The Dutch live longer, in better health - at a cost
The structural position of public finances is unsustainable without changes in policy. The ageing of the Dutch population will increase expenditure on health care and on state pensions (AOW). This increase is only partly offset by the projected higher tax revenues. With a budget deficit of 2.9% of GDP in 2015, a 'sustainability gap' of 4½% of GDP remains. This means that with the projected budget deficit of 2.9% of GDP in 2015, an improvement of the structural budget balance by 29 billion euros will be needed in order to reach the necessary structural surplus of 1½% of GDP. A smaller surplus in 2015 implies that after the next cabinet period, additional measures will be needed to make public finances sustainable- be they measures to address the increase of ageing-related costs over the medium- or long term, or to increase revenues over the same period.

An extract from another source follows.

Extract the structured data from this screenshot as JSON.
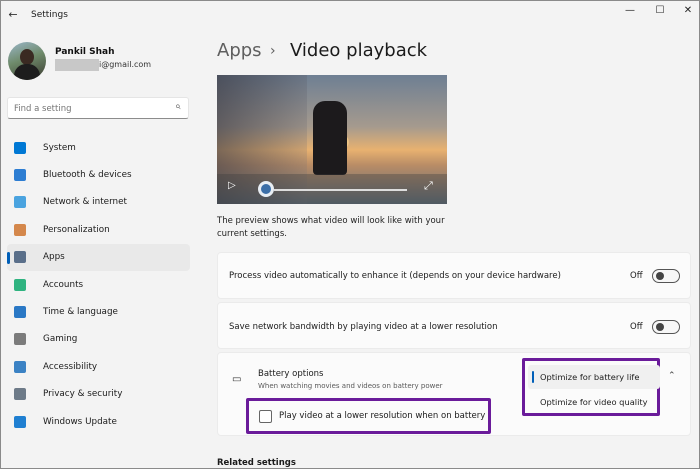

The challenge to public finances has grown by 1½% of GDP since the previous calculations (at the start of Balkenende IV): from a sustainability gap of 3% then to a gap of 4½% of GDP now. Of this increase, 1¼%-points can be attributed to the worsened starting position due to the crisis. The sustainability gap has increased by 1¾%-points because of higher life expectancy, but decreases by ¾%-point because we stay healthy for longer. The sustainability measures that were taken in the last period have moderated the increase in the sustainability gap by ½%.

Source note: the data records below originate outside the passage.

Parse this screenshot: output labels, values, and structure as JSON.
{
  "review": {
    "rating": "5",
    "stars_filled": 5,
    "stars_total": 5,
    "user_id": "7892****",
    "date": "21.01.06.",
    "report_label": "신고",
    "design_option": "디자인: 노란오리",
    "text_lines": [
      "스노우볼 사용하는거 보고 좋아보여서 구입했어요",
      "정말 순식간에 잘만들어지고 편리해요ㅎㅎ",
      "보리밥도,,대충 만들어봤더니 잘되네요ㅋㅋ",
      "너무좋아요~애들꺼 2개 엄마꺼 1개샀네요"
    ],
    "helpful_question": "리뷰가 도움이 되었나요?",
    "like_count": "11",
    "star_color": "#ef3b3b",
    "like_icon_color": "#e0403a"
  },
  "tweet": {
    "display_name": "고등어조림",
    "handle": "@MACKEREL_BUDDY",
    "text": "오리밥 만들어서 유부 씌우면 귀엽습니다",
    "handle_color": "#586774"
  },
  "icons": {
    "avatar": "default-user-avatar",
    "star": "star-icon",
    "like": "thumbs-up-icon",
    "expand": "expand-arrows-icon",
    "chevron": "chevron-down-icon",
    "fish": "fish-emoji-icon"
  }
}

The sustainability gap is the structural adjustment in government spending (or revenues) that is required by 2015 in order to make public finances sustainable. Meanwhile, the ageing of population is visibly impacting public finances: the number of people on a state pension will rise by around half a million over the next cabinet period. Any delay in reducing the sustainability gap means that the gap will increase, because in the meantime the interest costs will rise. Postponement also implies that a greater proportion of the burden will be borne by future generations.
Significant changes in government budget inevitable

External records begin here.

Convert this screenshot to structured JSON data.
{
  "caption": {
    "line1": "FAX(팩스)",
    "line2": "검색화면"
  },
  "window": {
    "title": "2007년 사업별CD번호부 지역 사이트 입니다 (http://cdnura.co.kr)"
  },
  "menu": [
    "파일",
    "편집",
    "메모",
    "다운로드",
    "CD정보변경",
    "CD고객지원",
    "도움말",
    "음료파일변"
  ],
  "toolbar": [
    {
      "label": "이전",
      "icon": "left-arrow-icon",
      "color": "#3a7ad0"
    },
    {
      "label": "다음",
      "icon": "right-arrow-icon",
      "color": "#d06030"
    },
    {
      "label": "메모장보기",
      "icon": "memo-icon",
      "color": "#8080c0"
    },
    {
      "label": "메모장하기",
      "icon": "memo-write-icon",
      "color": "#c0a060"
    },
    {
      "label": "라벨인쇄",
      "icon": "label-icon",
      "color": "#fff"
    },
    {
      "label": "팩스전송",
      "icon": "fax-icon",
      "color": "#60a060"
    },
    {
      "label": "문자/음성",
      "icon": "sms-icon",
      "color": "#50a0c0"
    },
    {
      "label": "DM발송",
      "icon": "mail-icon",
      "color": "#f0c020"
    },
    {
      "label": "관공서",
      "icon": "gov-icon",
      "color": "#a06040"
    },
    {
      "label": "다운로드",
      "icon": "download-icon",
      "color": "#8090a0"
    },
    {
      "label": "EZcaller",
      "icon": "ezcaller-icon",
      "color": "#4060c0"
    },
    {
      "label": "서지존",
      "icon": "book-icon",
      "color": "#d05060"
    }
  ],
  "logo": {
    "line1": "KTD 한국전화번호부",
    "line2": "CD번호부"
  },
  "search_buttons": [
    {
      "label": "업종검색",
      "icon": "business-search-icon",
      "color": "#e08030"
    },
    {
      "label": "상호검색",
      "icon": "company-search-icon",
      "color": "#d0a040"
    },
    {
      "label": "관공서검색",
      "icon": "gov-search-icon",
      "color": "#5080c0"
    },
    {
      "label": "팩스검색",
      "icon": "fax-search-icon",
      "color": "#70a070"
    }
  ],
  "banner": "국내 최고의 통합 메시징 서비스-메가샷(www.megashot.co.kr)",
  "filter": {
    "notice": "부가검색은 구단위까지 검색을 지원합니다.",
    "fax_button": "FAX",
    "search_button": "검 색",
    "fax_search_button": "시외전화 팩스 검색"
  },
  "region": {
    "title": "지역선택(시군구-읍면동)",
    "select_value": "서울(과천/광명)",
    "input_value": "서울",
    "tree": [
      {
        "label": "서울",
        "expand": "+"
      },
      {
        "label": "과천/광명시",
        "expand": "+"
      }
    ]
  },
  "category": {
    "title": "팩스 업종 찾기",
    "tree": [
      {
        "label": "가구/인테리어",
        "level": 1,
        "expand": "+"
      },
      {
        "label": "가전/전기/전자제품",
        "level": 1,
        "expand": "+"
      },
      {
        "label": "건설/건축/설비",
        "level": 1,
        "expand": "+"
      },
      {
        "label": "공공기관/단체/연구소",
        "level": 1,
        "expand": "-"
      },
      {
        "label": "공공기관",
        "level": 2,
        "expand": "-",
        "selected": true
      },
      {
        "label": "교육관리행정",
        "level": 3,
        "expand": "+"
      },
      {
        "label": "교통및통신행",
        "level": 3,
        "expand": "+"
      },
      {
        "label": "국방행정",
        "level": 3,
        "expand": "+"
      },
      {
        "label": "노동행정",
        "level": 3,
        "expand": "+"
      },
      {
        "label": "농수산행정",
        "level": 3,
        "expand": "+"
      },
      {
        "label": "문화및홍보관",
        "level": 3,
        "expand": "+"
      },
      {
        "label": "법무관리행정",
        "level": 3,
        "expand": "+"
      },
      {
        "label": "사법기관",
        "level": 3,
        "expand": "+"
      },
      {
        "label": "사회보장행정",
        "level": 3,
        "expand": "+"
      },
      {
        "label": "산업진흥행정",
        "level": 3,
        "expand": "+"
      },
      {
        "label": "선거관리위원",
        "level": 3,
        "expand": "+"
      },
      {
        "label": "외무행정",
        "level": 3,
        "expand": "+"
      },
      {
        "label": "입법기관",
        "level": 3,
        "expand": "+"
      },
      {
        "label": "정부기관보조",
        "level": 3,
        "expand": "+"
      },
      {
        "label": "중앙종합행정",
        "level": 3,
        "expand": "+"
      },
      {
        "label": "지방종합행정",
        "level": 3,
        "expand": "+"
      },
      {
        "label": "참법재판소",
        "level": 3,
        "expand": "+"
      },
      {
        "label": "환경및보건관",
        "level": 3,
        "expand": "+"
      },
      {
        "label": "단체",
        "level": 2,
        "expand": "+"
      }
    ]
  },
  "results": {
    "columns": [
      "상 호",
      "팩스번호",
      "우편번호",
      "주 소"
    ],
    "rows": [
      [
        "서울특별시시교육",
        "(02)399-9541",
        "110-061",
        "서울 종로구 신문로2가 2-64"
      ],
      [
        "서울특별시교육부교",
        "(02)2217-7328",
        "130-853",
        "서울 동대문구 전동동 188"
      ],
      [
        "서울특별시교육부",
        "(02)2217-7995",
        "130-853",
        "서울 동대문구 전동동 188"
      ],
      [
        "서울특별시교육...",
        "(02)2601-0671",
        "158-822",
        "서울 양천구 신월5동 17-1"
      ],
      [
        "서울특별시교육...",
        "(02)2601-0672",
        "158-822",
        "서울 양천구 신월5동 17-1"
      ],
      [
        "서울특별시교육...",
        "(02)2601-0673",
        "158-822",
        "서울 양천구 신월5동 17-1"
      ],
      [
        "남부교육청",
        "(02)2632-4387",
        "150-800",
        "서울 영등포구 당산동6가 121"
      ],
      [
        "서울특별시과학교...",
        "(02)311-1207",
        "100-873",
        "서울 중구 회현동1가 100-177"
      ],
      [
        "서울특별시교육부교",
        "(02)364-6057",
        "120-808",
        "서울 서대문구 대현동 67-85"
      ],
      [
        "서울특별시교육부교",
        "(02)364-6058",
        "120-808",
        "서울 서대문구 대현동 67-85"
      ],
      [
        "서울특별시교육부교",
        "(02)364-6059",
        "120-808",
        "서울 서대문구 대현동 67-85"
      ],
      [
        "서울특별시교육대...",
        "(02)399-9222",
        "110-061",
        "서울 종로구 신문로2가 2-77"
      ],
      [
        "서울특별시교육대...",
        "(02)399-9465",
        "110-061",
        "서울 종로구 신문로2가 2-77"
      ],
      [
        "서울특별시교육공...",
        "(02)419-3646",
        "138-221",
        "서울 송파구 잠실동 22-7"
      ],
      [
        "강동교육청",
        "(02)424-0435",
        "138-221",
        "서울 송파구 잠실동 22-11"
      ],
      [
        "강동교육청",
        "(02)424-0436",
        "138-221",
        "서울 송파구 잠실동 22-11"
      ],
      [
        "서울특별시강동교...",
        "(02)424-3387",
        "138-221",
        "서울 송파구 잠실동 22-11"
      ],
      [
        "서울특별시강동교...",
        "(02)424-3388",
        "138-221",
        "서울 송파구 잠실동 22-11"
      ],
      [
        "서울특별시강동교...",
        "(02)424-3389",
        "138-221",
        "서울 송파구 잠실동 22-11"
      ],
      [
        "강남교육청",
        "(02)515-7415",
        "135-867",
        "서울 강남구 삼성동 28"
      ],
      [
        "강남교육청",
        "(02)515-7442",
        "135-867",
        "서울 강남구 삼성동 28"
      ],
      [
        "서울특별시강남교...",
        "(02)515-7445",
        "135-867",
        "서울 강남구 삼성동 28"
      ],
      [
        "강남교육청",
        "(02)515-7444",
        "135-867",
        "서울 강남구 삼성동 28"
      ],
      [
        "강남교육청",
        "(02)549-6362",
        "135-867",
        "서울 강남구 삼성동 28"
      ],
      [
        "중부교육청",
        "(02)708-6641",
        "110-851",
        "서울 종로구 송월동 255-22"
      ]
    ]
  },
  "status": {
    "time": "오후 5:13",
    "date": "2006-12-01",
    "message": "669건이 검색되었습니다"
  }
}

The sustainability gap is 4½% of GDP. This implies that a structural fiscal adjustment to the tune of 29 billion euros is needed (or 1,750 euros per capita). Over the next cabinet period, serious structural reforms will be needed- the severity of which could be compared with those implemented in the nineteen eighties, following the Wassenaar agreement. Those structural adjustments were at times painful: the public finances were cleaned up, wages and benefits were reduced, and the labor market was made more flexible. But these policies proved very successful. In the 1980s, Dutch unemployment was at the euro area average. Over the next twenty years, it declined from 8.1% in the '80s to 4.9% in the first decade of this century- almost the lowest level in the euro area. The current problems are of a completely different nature and require a different response. Nevertheless, the experience of the '80s holds some lessons for future policy. First, if a good set of measures is chosen (leading to more labor, higher productivity, and an effective government), the Netherlands will ultimately benefit. Second: this does require patience. The fruits of the structural adjustment were only reaped in later cabinet periods.